Read on for another in the series of posts by Archive Services looking at how Dundee has changed.
This 1962 photograph was taken looking up Airlie Place towards Airlie Terrace.
In some ways, surprisingly little has changed, as on the outside Airlie Place looks little different. Built in the mid 19th century to the south of Airlie Lodge, Airlie Place was originally a residential street, with its inhabitants including professionals and mill owners. Residents in the 1870s and 1880s included for instance, the textile manufacturers W. L. Boase and P. G. Walker, several ministers including the Reverend William Knight, Minister of St Enoch’s Church and the Reverend W. J. Cox of Panmure Street Congregational Church and the surgeon Matthew Nimmo. By then, the street had been expanded to the north with the addition of tenements which would continue into a rectangle at the top called Airlie Terrace as can be seen on the map. These were built on the site of the old Airlie Lodge. These tenements tended to be home to the middle classes, with inhabitants in the 1880s including teachers, clerks and printers. In the twentieth century, one of the residents at number 22 Airlie Place was the artist journalist and poet Joseph Lee.

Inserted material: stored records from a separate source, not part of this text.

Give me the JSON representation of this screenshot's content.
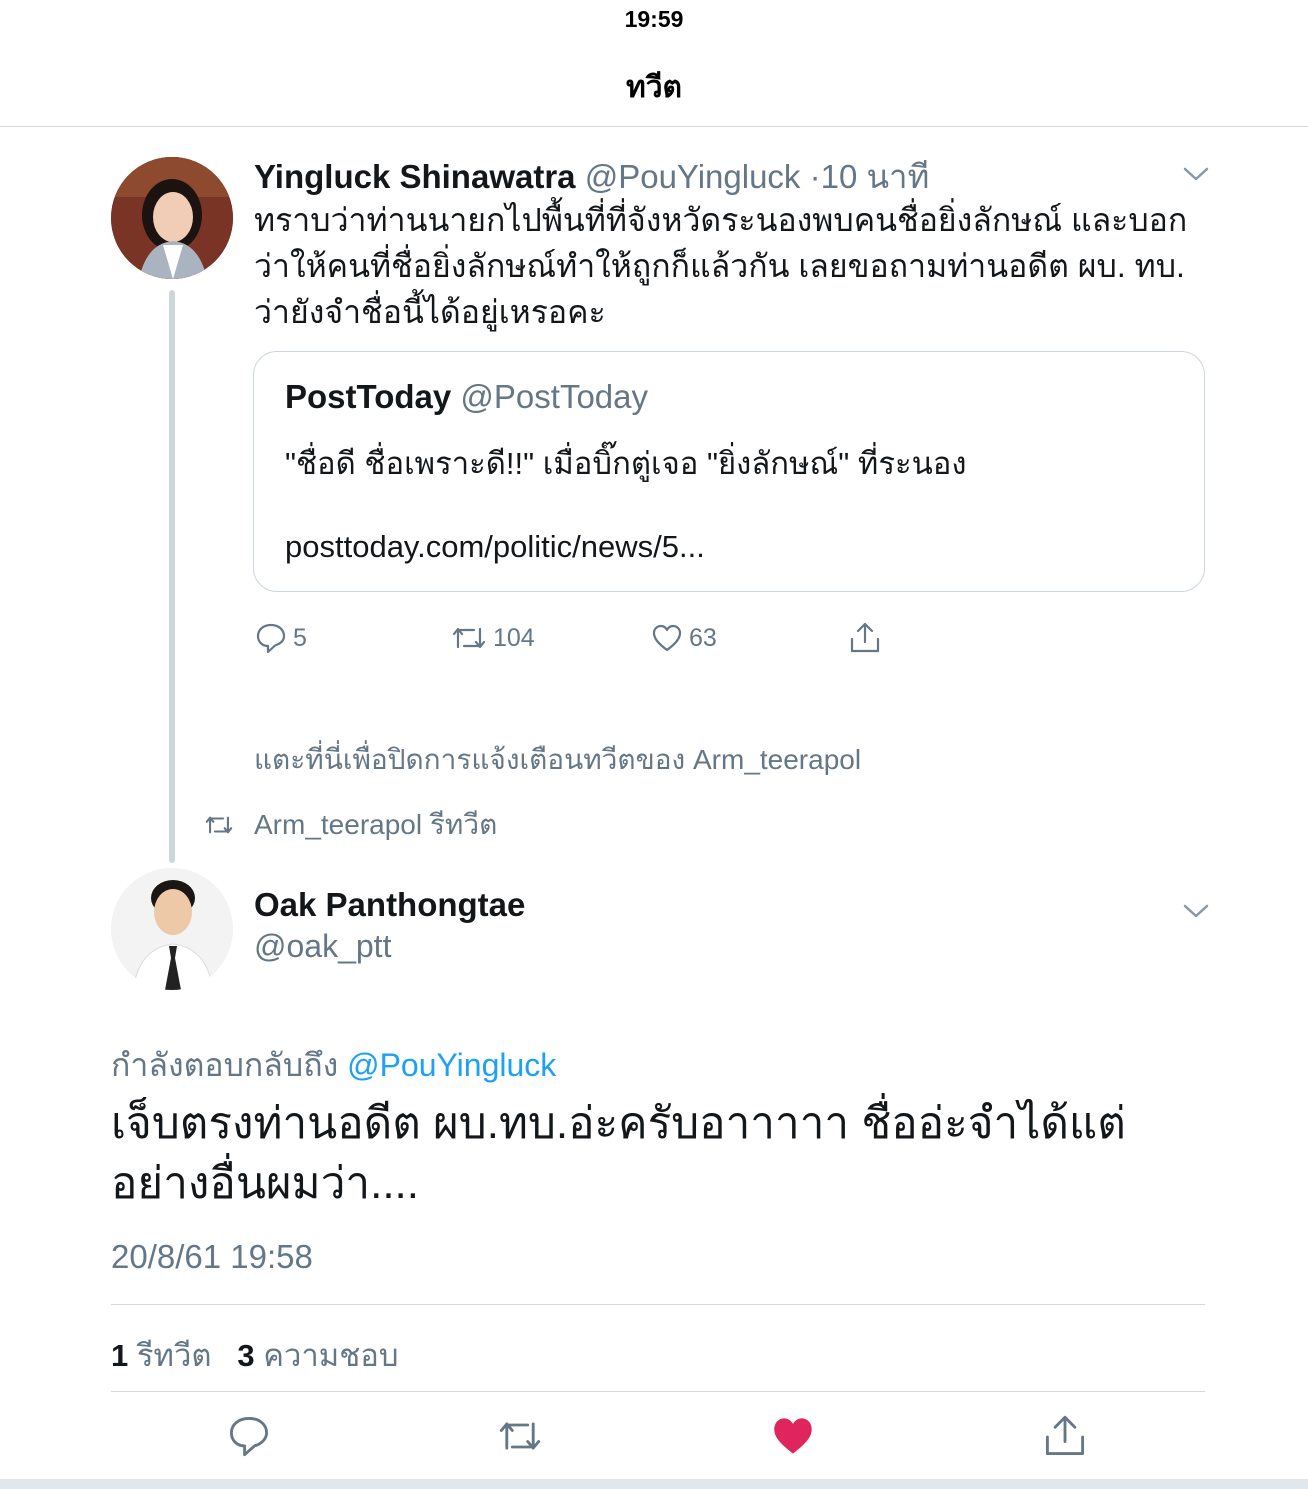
{
  "status_bar": {
    "time": "19:59"
  },
  "nav": {
    "title": "ทวีต"
  },
  "parent_tweet": {
    "name": "Yingluck Shinawatra",
    "handle": "@PouYingluck",
    "separator": "·",
    "time": "10 นาที",
    "text": "ทราบว่าท่านนายกไปพื้นที่ที่จังหวัดระนองพบคนชื่อยิ่งลักษณ์ และบอกว่าให้คนที่ชื่อยิ่งลักษณ์ทำให้ถูกก็แล้วกัน เลยขอถามท่านอดีต ผบ. ทบ. ว่ายังจำชื่อนี้ได้อยู่เหรอคะ",
    "quote": {
      "name": "PostToday",
      "handle": "@PostToday",
      "text": "\"ชื่อดี ชื่อเพราะดี!!\" เมื่อบิ๊กตู่เจอ \"ยิ่งลักษณ์\" ที่ระนอง",
      "link": "posttoday.com/politic/news/5..."
    },
    "actions": {
      "replies": "5",
      "retweets": "104",
      "likes": "63"
    }
  },
  "mute_notice": "แตะที่นี่เพื่อปิดการแจ้งเตือนทวีตของ Arm_teerapol",
  "retweet_notice": "Arm_teerapol รีทวีต",
  "main_tweet": {
    "name": "Oak Panthongtae",
    "handle": "@oak_ptt",
    "reply_prefix": "กำลังตอบกลับถึง",
    "reply_mention": "@PouYingluck",
    "text": "เจ็บตรงท่านอดีต ผบ.ทบ.อ่ะครับอาาาาา ชื่ออ่ะจำได้แต่อย่างอื่นผมว่า....",
    "timestamp": "20/8/61 19:58",
    "retweet_count": "1",
    "retweet_label": "รีทวีต",
    "like_count": "3",
    "like_label": "ความชอบ"
  },
  "colors": {
    "link_blue": "#1da1f2",
    "secondary_gray": "#657786",
    "like_red": "#e0245e",
    "divider": "#d4d9dd"
  },
  "icons": [
    "chevron-down-icon",
    "reply-icon",
    "retweet-icon",
    "like-icon",
    "share-icon"
  ]
}
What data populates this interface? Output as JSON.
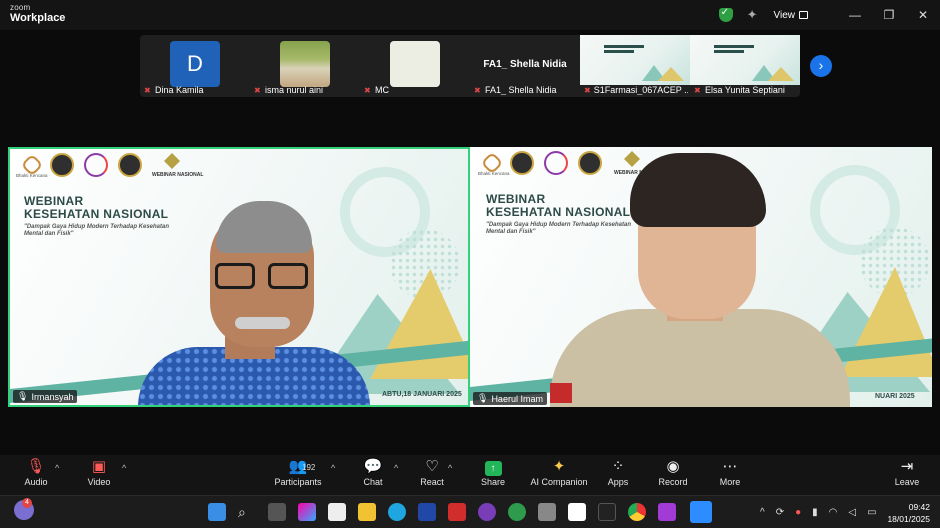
{
  "app": {
    "logo_line1": "zoom",
    "logo_line2": "Workplace",
    "view_label": "View",
    "shield_color": "#2ea043"
  },
  "window_controls": {
    "minimize": "—",
    "maximize": "❐",
    "close": "✕"
  },
  "gallery": [
    {
      "name": "Dina Kamila",
      "kind": "initial",
      "initial": "D",
      "muted": true
    },
    {
      "name": "isma nurul aini",
      "kind": "photo",
      "muted": true
    },
    {
      "name": "MC",
      "kind": "blank",
      "muted": true
    },
    {
      "name": "FA1_ Shella Nidia",
      "kind": "name",
      "muted": true
    },
    {
      "name": "S1Farmasi_067ACEP ...",
      "kind": "slide",
      "muted": true
    },
    {
      "name": "Elsa Yunita Septiani",
      "kind": "slide",
      "muted": true
    }
  ],
  "gallery_next_icon": "›",
  "slide": {
    "org": "Bhakti Kencana",
    "national_label": "WEBINAR NASIONAL",
    "title_line1": "WEBINAR",
    "title_line2": "KESEHATAN NASIONAL",
    "subtitle": "\"Dampak Gaya Hidup Modern Terhadap Kesehatan Mental dan Fisik\"",
    "date_left": "ABTU,18 JANUARI 2025",
    "date_right": "NUARI 2025"
  },
  "speakers": [
    {
      "name": "Irmansyah",
      "active": true
    },
    {
      "name": "Haerul Imam",
      "active": false
    }
  ],
  "toolbar": {
    "audio": "Audio",
    "video": "Video",
    "participants": "Participants",
    "participant_count": "192",
    "chat": "Chat",
    "react": "React",
    "share": "Share",
    "ai": "AI Companion",
    "apps": "Apps",
    "record": "Record",
    "more": "More",
    "leave": "Leave"
  },
  "taskbar": {
    "notification_count": "4",
    "time": "09:42",
    "date": "18/01/2025"
  }
}
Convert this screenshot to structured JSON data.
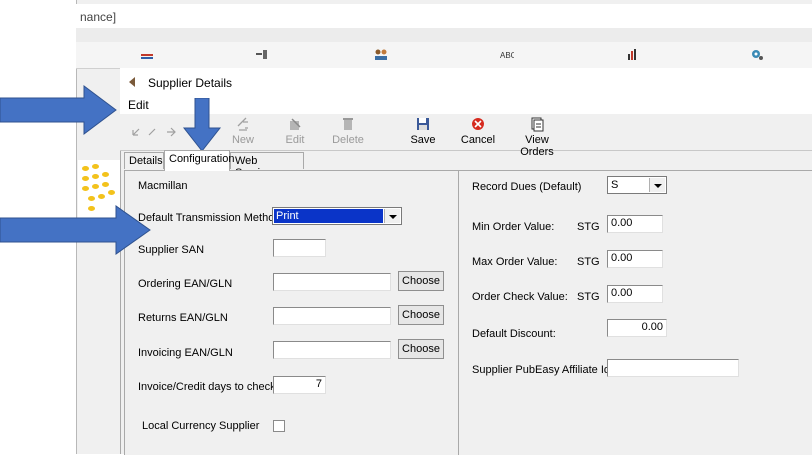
{
  "background_window": {
    "title_fragment": "nance]"
  },
  "dialog": {
    "title": "Supplier Details",
    "menu": {
      "edit": "Edit"
    }
  },
  "toolbar": {
    "new_label": "New",
    "edit_label": "Edit",
    "delete_label": "Delete",
    "save_label": "Save",
    "cancel_label": "Cancel",
    "view_orders_label": "View Orders"
  },
  "tabs": {
    "details": "Details",
    "configuration": "Configuration",
    "web_services": "Web Services",
    "selected": "Configuration"
  },
  "left": {
    "supplier_name": "Macmillan",
    "transmission_label": "Default Transmission Method",
    "transmission_value": "Print",
    "san_label": "Supplier SAN",
    "san_value": "",
    "ordering_label": "Ordering EAN/GLN",
    "ordering_value": "",
    "returns_label": "Returns EAN/GLN",
    "returns_value": "",
    "invoicing_label": "Invoicing EAN/GLN",
    "invoicing_value": "",
    "choose_label": "Choose",
    "days_label": "Invoice/Credit days to check",
    "days_value": "7",
    "local_currency_label": "Local Currency Supplier",
    "local_currency_checked": false
  },
  "right": {
    "record_dues_label": "Record Dues (Default)",
    "record_dues_value": "S",
    "min_order_label": "Min Order Value:",
    "min_order_currency": "STG",
    "min_order_value": "0.00",
    "max_order_label": "Max Order Value:",
    "max_order_currency": "STG",
    "max_order_value": "0.00",
    "order_check_label": "Order Check Value:",
    "order_check_currency": "STG",
    "order_check_value": "0.00",
    "discount_label": "Default Discount:",
    "discount_value": "0.00",
    "pubeasy_label": "Supplier PubEasy Affiliate Id",
    "pubeasy_value": ""
  },
  "colors": {
    "arrow": "#4472c4",
    "selection": "#0a34c8",
    "logo_dots": "#f3c21b"
  }
}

The creation, and subsequent expansion of University College, Dundee, had a major impact on Airlie Place. By the 1910s, a number of houses in the lower part of Airlie Place were owned by medics, including some who taught at the nearby Medical School such as David MacEwan, Professor of Surgery, and J. A. C. Kynoch, Professor of Obstetrics.
1 Airlie Place became the first woman’s hall of residence in Dundee in 1917. Over the next few decades the College would gradually acquire more and more properties in Airlie Place and Airlie Terrace to form Airlie Hall which was for many years the main student residence.
By the time Queen’s College, Dundee was set up in 1954 Nos 3-13 Airlie Place were taken up by Airlie Hall, with No 1 serving as the warden’s accommodation and No 15 being used by the Principal of the University of St Andrews. Across the street nos 2, 4 and 8 were used as an annex to Airlie Hall, while the College’s health service was based in 5 Airlie Terrace.
Eventually all of Airlie Place would be taken over by the University of Dundee. Current occupants of the site include the Registry, the School of Health Sciences and the International College Dundee.
Ultimately University expansion doomed Airlie Terrace as it was knocked down to make way for a new Students’ Assocation Building. This project, which was the subject of several delays, took a long time to come to fruition, with construction finally starting in 1971 and the new building being occupied in 1974.
As the 2017 photograph shows, the building at the top of the street now dominates the view up Airlie Place.
To read more posts about changing Dundee and the University use the search function in the blog – search for changing Dundee.